With his long face and expressive grimaces, Federal Reserve chair Jerome Powell might have played a powerful Ebenezer Scrooge, the repentant anti-hero of Charles Dickens’s A Christmas Carol.
Certainly that is how stock markets seemed to see him yesterday after the U.S. central banker hiked rates for the fourth time this year.
Powell and his team of advisers did repent somewhat, saying there would likely only be two rate increases in 2019 instead of the anticipated three. But that apparently didn’t satisfy the Dow Jones Industrial average.
Markets rise then plunge
Initially, the markets went up after the central bank released its statement revealing that, as expected, it was raising rates again, for a total hike of one full percentage point for the year.
But as Powell responded to reporters’ questions in the news conference that followed, the Dow steadily declined by 700 points. By the end of the day, the index had hit its low for the year.
The decline was described as the worst response to a rate hike since 1994, when the Fed of that time raised rates 2.5 percentage points in a year.
However, it was not obvious exactly what the markets were responding to yesterday. Before the Fed announcement, most analysts said the rate hike was locked in and markets had already taken it into account.
In fact, the two-stage process of a Fed release seemed to confirm that was true. Immediately after the printed document came out at 2 p.m., showing that rates would indeed go up by a quarter point, the market began to climb.
Some of the analysis before Powell’s release had warned there could be consequences if he decided not to raise rates. According to that thinking, pulling back from a rate hike now would show the Fed had real fears for the economy.
But as Powell revealed in his news conference, that was absolutely not the case.
“Our forecast for next year is, I think, in keeping with most other forecasts — that we’ll still have solid growth next year, declining unemployment and a healthy economy,” Powell said.
Recession not in the cards
While economic growth won’t be as strong as the bumper year gone by, with its flood of tax cuts and fiscal spending, the economy in 2019 will be nowhere near recession.
Based on the expectations of the bankers who sit on the open markets committee that advises Powell, the median rate of growth in 2019 will be a healthy 2.3 per cent. Unemployment is expected to fall to 3.5 per cent. Inflation will remain around two per cent — right on target.
The relationship between the economy and markets is a strange one.

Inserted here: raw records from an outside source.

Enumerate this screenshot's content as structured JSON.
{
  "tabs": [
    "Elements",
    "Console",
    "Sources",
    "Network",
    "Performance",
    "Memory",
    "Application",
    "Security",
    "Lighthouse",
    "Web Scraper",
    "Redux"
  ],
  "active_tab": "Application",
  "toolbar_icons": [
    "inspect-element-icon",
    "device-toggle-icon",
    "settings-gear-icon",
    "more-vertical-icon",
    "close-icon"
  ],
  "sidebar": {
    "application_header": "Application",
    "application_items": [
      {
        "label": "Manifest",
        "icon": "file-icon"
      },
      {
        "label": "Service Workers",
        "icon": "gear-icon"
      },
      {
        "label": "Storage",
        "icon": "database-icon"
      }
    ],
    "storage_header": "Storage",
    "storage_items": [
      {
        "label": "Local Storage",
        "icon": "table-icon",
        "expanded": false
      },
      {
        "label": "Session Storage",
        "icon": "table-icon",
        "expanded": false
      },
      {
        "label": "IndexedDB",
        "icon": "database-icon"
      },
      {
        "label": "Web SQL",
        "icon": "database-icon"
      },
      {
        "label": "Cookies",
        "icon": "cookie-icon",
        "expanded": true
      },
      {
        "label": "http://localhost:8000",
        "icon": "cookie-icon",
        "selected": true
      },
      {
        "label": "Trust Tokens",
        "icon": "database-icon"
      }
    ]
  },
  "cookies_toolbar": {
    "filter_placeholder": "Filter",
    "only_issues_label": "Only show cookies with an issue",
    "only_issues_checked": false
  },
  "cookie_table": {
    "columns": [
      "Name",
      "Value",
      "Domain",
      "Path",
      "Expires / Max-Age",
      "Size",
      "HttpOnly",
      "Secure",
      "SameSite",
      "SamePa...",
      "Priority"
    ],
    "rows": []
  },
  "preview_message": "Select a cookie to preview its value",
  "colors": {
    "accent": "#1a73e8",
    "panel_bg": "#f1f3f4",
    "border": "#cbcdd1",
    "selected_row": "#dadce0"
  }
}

Clearly, a strong U.S. economy is essential to business in the long term.
But it is well known that stock markets like low interest rates. In the short term, they may even prefer low rates to a strong economy. Since the 2008 credit crisis, each time the economy sagged and required interest rate cuts, the markets seemed to be the main beneficiary.
Bonds, too, shot up in value as interest rates fell.
As that process reverses, it is clear the people who own those stocks and bonds are feeling the pinch. It really is the classic case of the central banker taking away the punch bowl, especially when people like U.S. President Donald Trump have made it clear they would like the party to continue.
Do the right thing
If Powell is Scrooge, then perhaps the U.S. president has been playing the role of Jacob Marley, constantly rattling his chains and warning that the central banker should change his ways.
In the news conference, reporters asked repeatedly, and in different ways, if Powell would cave to the president’s demands to stop raising rates. Each time his answer was the same. A firm no.
“Political considerations have played no role whatsoever in our discussions or decisions about monetary policy,” Powell said in one response, never once mentioning Trump’s name. “Nothing will deter us from doing what we think is the right thing to do.”
That does not mean Powell and his advisers will be inflexible.
The Fed chair noted that Trump’s trade war is causing concern, although, so far, it’s difficult to tease that out in the financial data. The market declines, which Powell described as “financial tightening” and a “mood of angst,” could eventually have an effect on the wider economy.
But, like Trump’s outraged tweets telling Powell to desist, they could also be evidence of a painful process where speculative growth powered by easy money goes through an essential transition.
Future financial health depends not just on returns from rising asset prices due to low interest rates but on wise investments that create productive industries and well-paying jobs.
With luck, that is the transition we are going through now.
And if not, Powell and his advisers are ready to watch the data as it comes in and adjust the path of interest rates, following their mandate from Congress to try to keep employment and inflation on track in 2019.
Follow Don on Twitter @don_pittis